NPR announced it would cease posting to Twitter after the social media platform labeled the nonprofit "Government-funded Media."
Charles Dharapak
NPR announced it would cease posting to Twitter after the social media platform labeled the nonprofit "Government-funded Media."

NPR's decision to go silent on Twitter after the social media platform inaccurately labeled it as “state-affiliated” could have broad ramifications, according to one media expert.

“These labels have been developed and inserted and evolved over time, but really they’re there to help users make sense of information,” said Stephanie Edgerly, a professor and associate dean of research at Northwestern University’s Medill School of Journalism.

Stephanie Edgerly
Northwestern University / Medill School of Journalism
Stephanie Edgerly

“What we're starting to see now is some tinkering with those labels that don't necessarily help users make sense of information. They aren't necessarily helpful in understanding key differences among organizations.”

While Twitter changed the label from “state-affiliated” to “government-funded,” NPR announced Wednesday it will no longer post fresh content on its 52 official Twitter feeds. NPR is the first major news organization to stop posting on the social media platform.

“That's where I think you get into the sticky territory is: How does NPR protect its reputation, its credibility? There are some really key differences that that I think NPR is trying to enforce here, if Twitter is not,” said Edgerly.

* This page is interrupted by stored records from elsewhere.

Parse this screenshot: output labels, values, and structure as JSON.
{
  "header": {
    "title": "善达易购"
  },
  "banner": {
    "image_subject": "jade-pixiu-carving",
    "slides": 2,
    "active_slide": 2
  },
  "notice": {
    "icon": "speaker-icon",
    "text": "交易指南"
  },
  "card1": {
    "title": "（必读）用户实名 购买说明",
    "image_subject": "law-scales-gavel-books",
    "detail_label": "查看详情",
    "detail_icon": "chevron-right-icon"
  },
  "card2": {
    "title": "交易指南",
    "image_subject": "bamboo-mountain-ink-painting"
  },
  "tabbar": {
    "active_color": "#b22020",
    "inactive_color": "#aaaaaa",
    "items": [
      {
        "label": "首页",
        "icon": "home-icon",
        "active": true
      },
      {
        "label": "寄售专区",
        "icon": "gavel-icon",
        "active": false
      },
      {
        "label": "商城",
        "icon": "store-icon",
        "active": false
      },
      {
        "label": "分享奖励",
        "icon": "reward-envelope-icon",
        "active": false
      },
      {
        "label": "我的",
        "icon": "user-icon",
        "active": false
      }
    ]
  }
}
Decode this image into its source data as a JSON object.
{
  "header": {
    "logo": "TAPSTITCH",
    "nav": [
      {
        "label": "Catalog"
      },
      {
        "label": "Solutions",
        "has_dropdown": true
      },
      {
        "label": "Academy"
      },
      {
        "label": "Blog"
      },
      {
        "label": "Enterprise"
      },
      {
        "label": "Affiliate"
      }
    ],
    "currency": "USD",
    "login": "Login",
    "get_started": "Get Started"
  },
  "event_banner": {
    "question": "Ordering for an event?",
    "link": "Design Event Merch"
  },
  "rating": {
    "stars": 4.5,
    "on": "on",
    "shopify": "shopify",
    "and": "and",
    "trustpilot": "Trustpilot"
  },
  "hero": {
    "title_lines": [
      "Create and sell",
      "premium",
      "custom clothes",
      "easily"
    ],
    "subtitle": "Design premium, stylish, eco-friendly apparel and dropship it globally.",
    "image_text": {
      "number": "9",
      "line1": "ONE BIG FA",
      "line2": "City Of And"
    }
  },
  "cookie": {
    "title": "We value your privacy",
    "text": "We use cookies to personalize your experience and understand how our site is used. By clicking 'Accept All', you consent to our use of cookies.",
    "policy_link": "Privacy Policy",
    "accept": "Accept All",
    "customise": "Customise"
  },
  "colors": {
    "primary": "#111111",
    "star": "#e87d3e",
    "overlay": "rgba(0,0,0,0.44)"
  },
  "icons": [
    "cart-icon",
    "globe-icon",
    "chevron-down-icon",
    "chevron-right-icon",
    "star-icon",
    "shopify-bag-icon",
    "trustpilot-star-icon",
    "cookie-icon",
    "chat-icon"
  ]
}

As a member station, WGLT has opted to follow NPR’s lead and stop posting fresh content on Twitter. General manager R.C. McBride said the station will not delete its account, but will refer users to other social media, its website and other means to access station content.

“We don’t know what the future holds and we don’t want to open up the door for imposters, but we’ve decided to do — much like NPR has — just to stop posting new material for the time being,” said McBride, who also serves on NPR’s board of directors.

“We didn't want to make a knee-jerk reaction or do anything hasty, and at the end of the day I think this is probably the best thing to do in light of a bad situation that we did not create.”

McBride said as Twitter and other social media platforms have expanded their reach, it has created a conflict for many news organizations.

“At some point, we hit a tipping point — whether it be Twitter or other social media — where we, instead of being dependent upon ourselves and our own channels to get out information, we became dependent on these third parties to reach an audience,” said McBride.

R.C. McBride
R.C. McBride

“I don’t know that anybody has the answer for that; it’s just the way things have developed and the way things are. But it is problematic, not just for instances like this but for other things that are beyond our control.”

NPR is allowing its reporters and member stations to make their own decisions about posting to Twitter. Edgerly noted that while Twitter’s reach is comparatively small, it remains popular among journalists.

“I think you're seeing a little bit of the complexity here in an organization not wanting to exist in a place where their differences are not being reflected in the labeling process but still allowing journalists (to post),” she said. “I think journalists are going to have to be even more aware of this space that they rely on for sources, for tips, to see what's trending. It's becoming increasingly a weirder and weirder place.”

Edgerly said Twitter’s labeling of NPR is more confusing than helpful for users of the platform. She added it’s difficult to speculate on whether other news organizations also might back away from Twitter.

“It's complicated. Not all media are the same, but at the same time, we don't want to paint wide brush strokes,” she said. “I think it's really important to help users of your site make sense of the different accounts that they will encounter."

Edgerly said NPR is taking the right approach in emphasizing that it receives less than 1% of its $300 million annual budget from the federally-funded Corporation for Public Broadcasting. NPR and its member stations also maintain editorial independence.

“One of the positives, I think, coming out of this is that there's more of a discussion about what funding models look like, and trying to distinguish what it is that NPR does compared to other organizations,” she said.

Meanwhile, on Twitter, billionaire owner Elon Musk responded to the news with a call to "defund NPR."

Contact Joe at jdeacon@ilstu.edu.
Eric Stock is the News Director at WGLT. You can contact Eric at ejstoc1@ilstu.edu.